- [To do] Each image should be skipped while the records are restated word for word.

- [Material supplied]
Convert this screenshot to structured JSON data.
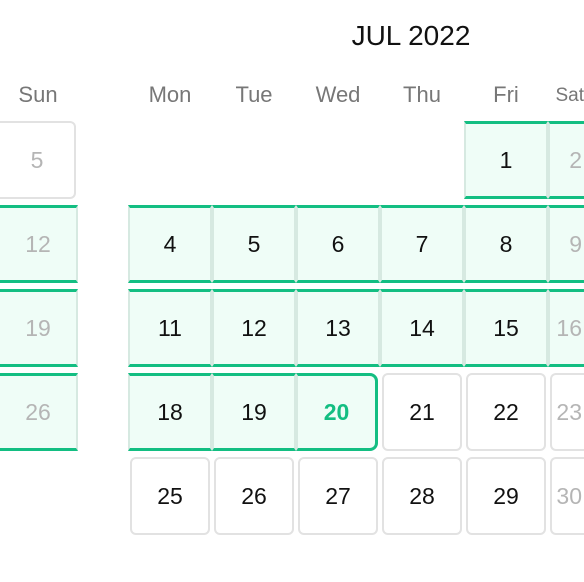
{
  "calendar": {
    "title": "JUL 2022",
    "weekdays": [
      "Sun",
      "Mon",
      "Tue",
      "Wed",
      "Thu",
      "Fri",
      "Sat"
    ],
    "accent_color": "#13be82",
    "selected_date": "20",
    "weeks": [
      [
        {
          "d": "5",
          "muted": true
        },
        null,
        null,
        null,
        null,
        {
          "d": "1",
          "range": true
        },
        {
          "d": "2",
          "muted": true,
          "range": true
        }
      ],
      [
        {
          "d": "12",
          "muted": true,
          "range": true
        },
        {
          "d": "4",
          "range": true
        },
        {
          "d": "5",
          "range": true
        },
        {
          "d": "6",
          "range": true
        },
        {
          "d": "7",
          "range": true
        },
        {
          "d": "8",
          "range": true
        },
        {
          "d": "9",
          "muted": true,
          "range": true
        }
      ],
      [
        {
          "d": "19",
          "muted": true,
          "range": true
        },
        {
          "d": "11",
          "range": true
        },
        {
          "d": "12",
          "range": true
        },
        {
          "d": "13",
          "range": true
        },
        {
          "d": "14",
          "range": true
        },
        {
          "d": "15",
          "range": true
        },
        {
          "d": "16",
          "muted": true,
          "range": true
        }
      ],
      [
        {
          "d": "26",
          "muted": true,
          "range": true
        },
        {
          "d": "18",
          "range": true
        },
        {
          "d": "19",
          "range": true
        },
        {
          "d": "20",
          "range": true,
          "end": true,
          "selected": true
        },
        {
          "d": "21"
        },
        {
          "d": "22"
        },
        {
          "d": "23",
          "muted": true
        }
      ],
      [
        null,
        {
          "d": "25"
        },
        {
          "d": "26"
        },
        {
          "d": "27"
        },
        {
          "d": "28"
        },
        {
          "d": "29"
        },
        {
          "d": "30",
          "muted": true
        }
      ]
    ]
  }
}
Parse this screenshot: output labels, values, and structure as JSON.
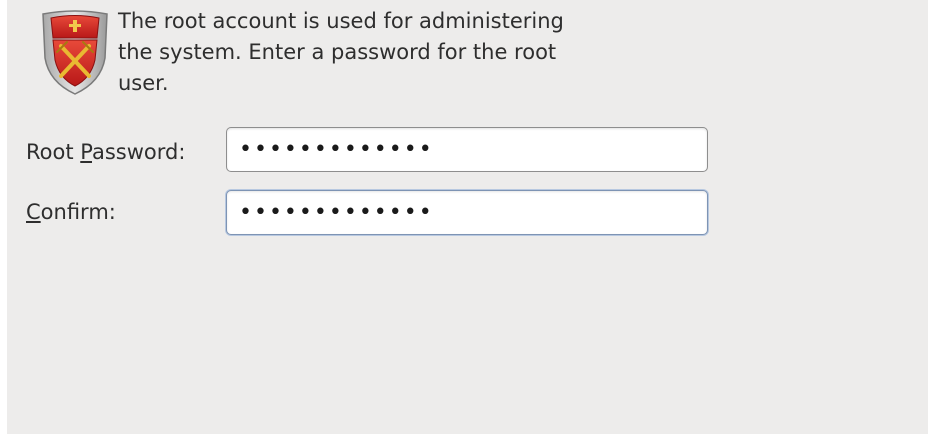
{
  "description": {
    "line1": "The root account is used for administering",
    "line2": "the system.  Enter a password for the root",
    "line3": "user."
  },
  "root_password": {
    "label_before": "Root ",
    "label_mnemonic": "P",
    "label_after": "assword:",
    "value": "1234567890123"
  },
  "confirm_password": {
    "label_mnemonic": "C",
    "label_after": "onfirm:",
    "value": "1234567890123"
  },
  "icon": "root-shield-icon",
  "colors": {
    "panel_background": "#edeceb",
    "shield_red": "#d42b2b",
    "shield_gold": "#e0b030"
  }
}
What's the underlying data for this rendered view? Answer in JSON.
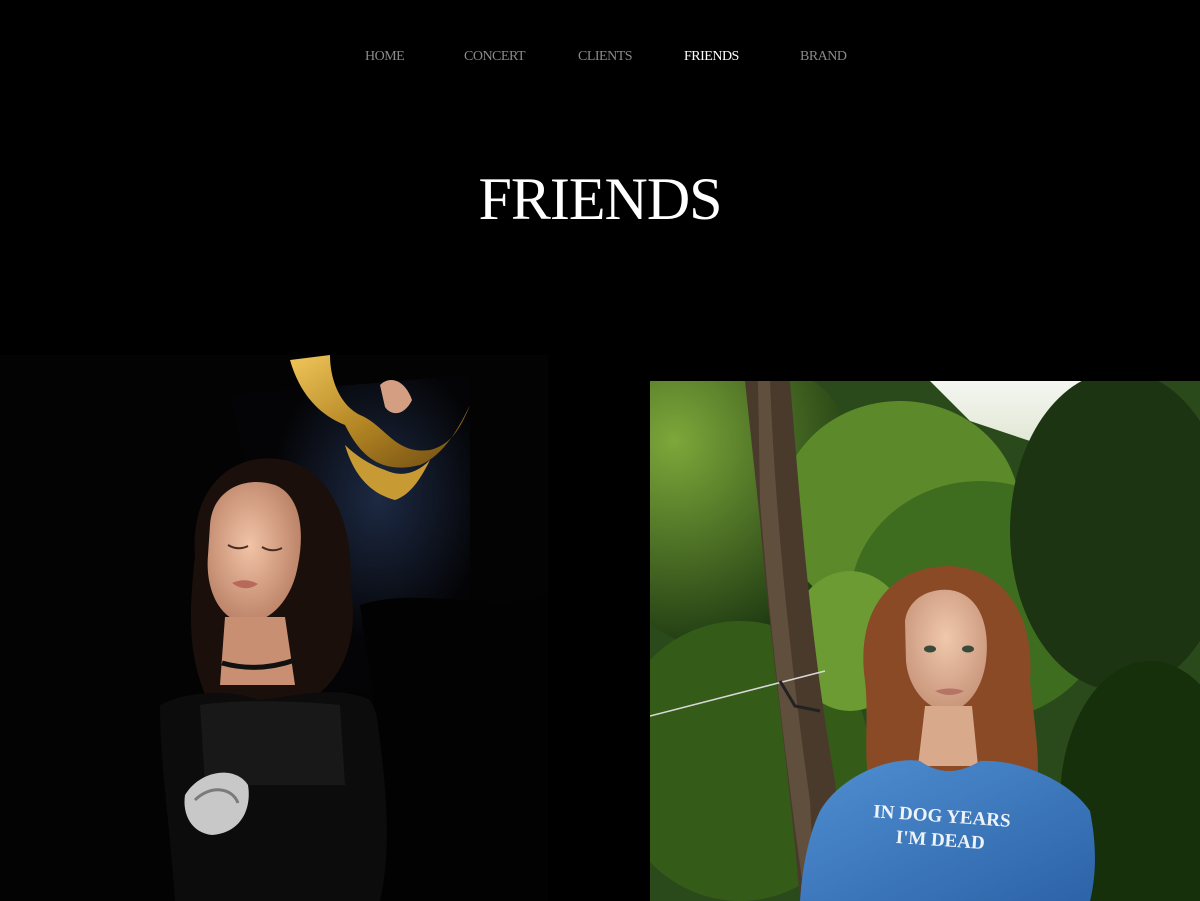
{
  "nav": {
    "items": [
      {
        "label": "HOME",
        "active": false
      },
      {
        "label": "CONCERT",
        "active": false
      },
      {
        "label": "CLIENTS",
        "active": false
      },
      {
        "label": "FRIENDS",
        "active": true
      },
      {
        "label": "BRAND",
        "active": false
      }
    ]
  },
  "page": {
    "title": "FRIENDS"
  },
  "gallery": {
    "photo_2": {
      "shirt_line_1": "IN DOG YEARS",
      "shirt_line_2": "I'M DEAD"
    }
  },
  "colors": {
    "background": "#000000",
    "nav_inactive": "#8a8a8a",
    "nav_active": "#ffffff",
    "title": "#ffffff"
  }
}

- [Task response]
Convert this screenshot to structured JSON data.
{
  "calendar": {
    "title": "JUL 2022",
    "weekdays": [
      "Sun",
      "Mon",
      "Tue",
      "Wed",
      "Thu",
      "Fri",
      "Sat"
    ],
    "accent_color": "#13be82",
    "selected_date": "20",
    "weeks": [
      [
        {
          "d": "5",
          "muted": true
        },
        null,
        null,
        null,
        null,
        {
          "d": "1",
          "range": true
        },
        {
          "d": "2",
          "muted": true,
          "range": true
        }
      ],
      [
        {
          "d": "12",
          "muted": true,
          "range": true
        },
        {
          "d": "4",
          "range": true
        },
        {
          "d": "5",
          "range": true
        },
        {
          "d": "6",
          "range": true
        },
        {
          "d": "7",
          "range": true
        },
        {
          "d": "8",
          "range": true
        },
        {
          "d": "9",
          "muted": true,
          "range": true
        }
      ],
      [
        {
          "d": "19",
          "muted": true,
          "range": true
        },
        {
          "d": "11",
          "range": true
        },
        {
          "d": "12",
          "range": true
        },
        {
          "d": "13",
          "range": true
        },
        {
          "d": "14",
          "range": true
        },
        {
          "d": "15",
          "range": true
        },
        {
          "d": "16",
          "muted": true,
          "range": true
        }
      ],
      [
        {
          "d": "26",
          "muted": true,
          "range": true
        },
        {
          "d": "18",
          "range": true
        },
        {
          "d": "19",
          "range": true
        },
        {
          "d": "20",
          "range": true,
          "end": true,
          "selected": true
        },
        {
          "d": "21"
        },
        {
          "d": "22"
        },
        {
          "d": "23",
          "muted": true
        }
      ],
      [
        null,
        {
          "d": "25"
        },
        {
          "d": "26"
        },
        {
          "d": "27"
        },
        {
          "d": "28"
        },
        {
          "d": "29"
        },
        {
          "d": "30",
          "muted": true
        }
      ]
    ]
  }
}
Parse this screenshot: output labels, values, and structure as JSON.
{
  "description": {
    "line1": "The root account is used for administering",
    "line2": "the system.  Enter a password for the root",
    "line3": "user."
  },
  "root_password": {
    "label_before": "Root ",
    "label_mnemonic": "P",
    "label_after": "assword:",
    "value": "1234567890123"
  },
  "confirm_password": {
    "label_mnemonic": "C",
    "label_after": "onfirm:",
    "value": "1234567890123"
  },
  "icon": "root-shield-icon",
  "colors": {
    "panel_background": "#edeceb",
    "shield_red": "#d42b2b",
    "shield_gold": "#e0b030"
  }
}
What's the underlying data for this rendered view? Answer in JSON.
{
  "nav": {
    "items": [
      {
        "label": "HOME",
        "active": false
      },
      {
        "label": "CONCERT",
        "active": false
      },
      {
        "label": "CLIENTS",
        "active": false
      },
      {
        "label": "FRIENDS",
        "active": true
      },
      {
        "label": "BRAND",
        "active": false
      }
    ]
  },
  "page": {
    "title": "FRIENDS"
  },
  "gallery": {
    "photo_2": {
      "shirt_line_1": "IN DOG YEARS",
      "shirt_line_2": "I'M DEAD"
    }
  },
  "colors": {
    "background": "#000000",
    "nav_inactive": "#8a8a8a",
    "nav_active": "#ffffff",
    "title": "#ffffff"
  }
}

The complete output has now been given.